Unless the book is fairly old, it will be protected by copyright. There are various ways that a book (or other work) can have lost copyright protection in the US, but for now let us assume that the book is protected. (See "Copyright Term and the Public Domain" for details.)
The copyright owner has several exclusive rights -- things that no one can do without permission. One of these is performing the work, for a book that normally means reading it aloud.
However, one thing that copyright does not protect is learning ideas from a book, and then expressing those ideas in one's own words. Anyone may do that without permission.
For example, I may read a Spanish textbook and then make a YouTube playlist about the subjects in the book.
Yes you may do that, without needing the permission of the copyright owner.
Where should I draw the line? Can I use specific examples from the book (like asking to "fill in the blank: I ___ to a beach. (go, am going)" or something)?
That would require permission, unless it fell under fair use. Fair use is an exception to copyright. It is decided on a case-by-case basis, and there are, intentionally, no clearcut, bright-line rules about what is and is not fair use. It depends on the specific facts of the case. Copying a few short examples such as the one mentioned might well fall under fair use. Copying many would probably not. But it would be better practice to invent one's own examples, demonstrating the same principles or ideas as the examples from the source test.
Or is it only ok to just follow the book's path of learning exactly, but without the same examples?

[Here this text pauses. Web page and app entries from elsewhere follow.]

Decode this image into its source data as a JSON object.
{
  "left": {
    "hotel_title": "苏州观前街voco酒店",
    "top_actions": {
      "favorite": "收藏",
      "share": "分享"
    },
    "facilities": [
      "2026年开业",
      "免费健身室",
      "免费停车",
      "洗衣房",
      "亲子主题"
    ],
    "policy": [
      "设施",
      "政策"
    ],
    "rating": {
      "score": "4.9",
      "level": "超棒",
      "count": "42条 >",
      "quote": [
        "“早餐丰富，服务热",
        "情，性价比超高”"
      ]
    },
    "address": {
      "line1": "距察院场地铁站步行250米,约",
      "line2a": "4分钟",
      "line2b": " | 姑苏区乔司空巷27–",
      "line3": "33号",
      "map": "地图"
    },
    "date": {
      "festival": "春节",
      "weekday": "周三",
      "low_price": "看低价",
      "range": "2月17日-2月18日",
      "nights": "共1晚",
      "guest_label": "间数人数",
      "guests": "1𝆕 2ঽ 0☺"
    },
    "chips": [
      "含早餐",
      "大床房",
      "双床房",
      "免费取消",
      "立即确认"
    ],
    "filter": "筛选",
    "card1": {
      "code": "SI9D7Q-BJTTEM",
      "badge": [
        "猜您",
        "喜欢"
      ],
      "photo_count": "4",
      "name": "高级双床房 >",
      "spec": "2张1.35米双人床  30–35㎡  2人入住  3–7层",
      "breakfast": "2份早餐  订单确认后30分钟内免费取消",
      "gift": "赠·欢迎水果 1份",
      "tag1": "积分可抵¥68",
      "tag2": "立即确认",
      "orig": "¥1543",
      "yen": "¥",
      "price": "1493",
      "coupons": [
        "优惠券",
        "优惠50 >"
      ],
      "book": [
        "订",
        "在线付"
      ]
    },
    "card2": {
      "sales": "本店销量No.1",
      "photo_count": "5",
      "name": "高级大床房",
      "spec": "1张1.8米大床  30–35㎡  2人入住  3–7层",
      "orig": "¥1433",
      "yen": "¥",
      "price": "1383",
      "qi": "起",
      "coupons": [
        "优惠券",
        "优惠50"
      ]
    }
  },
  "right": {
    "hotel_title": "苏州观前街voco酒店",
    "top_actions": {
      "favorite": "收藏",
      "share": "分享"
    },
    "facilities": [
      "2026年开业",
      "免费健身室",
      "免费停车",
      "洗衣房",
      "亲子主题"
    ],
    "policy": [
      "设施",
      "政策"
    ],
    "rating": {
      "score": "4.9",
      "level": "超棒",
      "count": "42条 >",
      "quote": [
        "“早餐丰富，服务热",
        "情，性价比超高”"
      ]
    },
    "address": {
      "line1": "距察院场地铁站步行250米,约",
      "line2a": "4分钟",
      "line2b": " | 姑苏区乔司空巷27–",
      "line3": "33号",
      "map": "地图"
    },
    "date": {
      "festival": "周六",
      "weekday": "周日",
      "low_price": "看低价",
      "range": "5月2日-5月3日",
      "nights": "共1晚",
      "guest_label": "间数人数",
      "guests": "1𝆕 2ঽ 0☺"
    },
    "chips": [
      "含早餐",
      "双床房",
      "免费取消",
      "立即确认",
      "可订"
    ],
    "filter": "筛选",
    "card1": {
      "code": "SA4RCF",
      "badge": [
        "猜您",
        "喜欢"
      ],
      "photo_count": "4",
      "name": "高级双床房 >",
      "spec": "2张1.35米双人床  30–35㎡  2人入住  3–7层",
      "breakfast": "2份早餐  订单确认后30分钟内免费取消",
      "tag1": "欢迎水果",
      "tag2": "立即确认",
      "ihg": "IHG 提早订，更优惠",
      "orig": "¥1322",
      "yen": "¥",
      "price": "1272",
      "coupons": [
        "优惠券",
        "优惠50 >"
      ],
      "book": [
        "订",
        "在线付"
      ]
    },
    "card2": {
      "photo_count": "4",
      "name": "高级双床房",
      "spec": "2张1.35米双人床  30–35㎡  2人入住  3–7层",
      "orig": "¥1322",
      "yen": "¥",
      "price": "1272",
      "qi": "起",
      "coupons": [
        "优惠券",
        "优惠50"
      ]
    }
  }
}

Following the book's "path of learning" exactly is probably less OK than copying a few examples. The way in which the book organizes its lessons is part of what is protected. A new work should have its own organization, which should not follow the source exactly unless the author has permission from the copyright owner.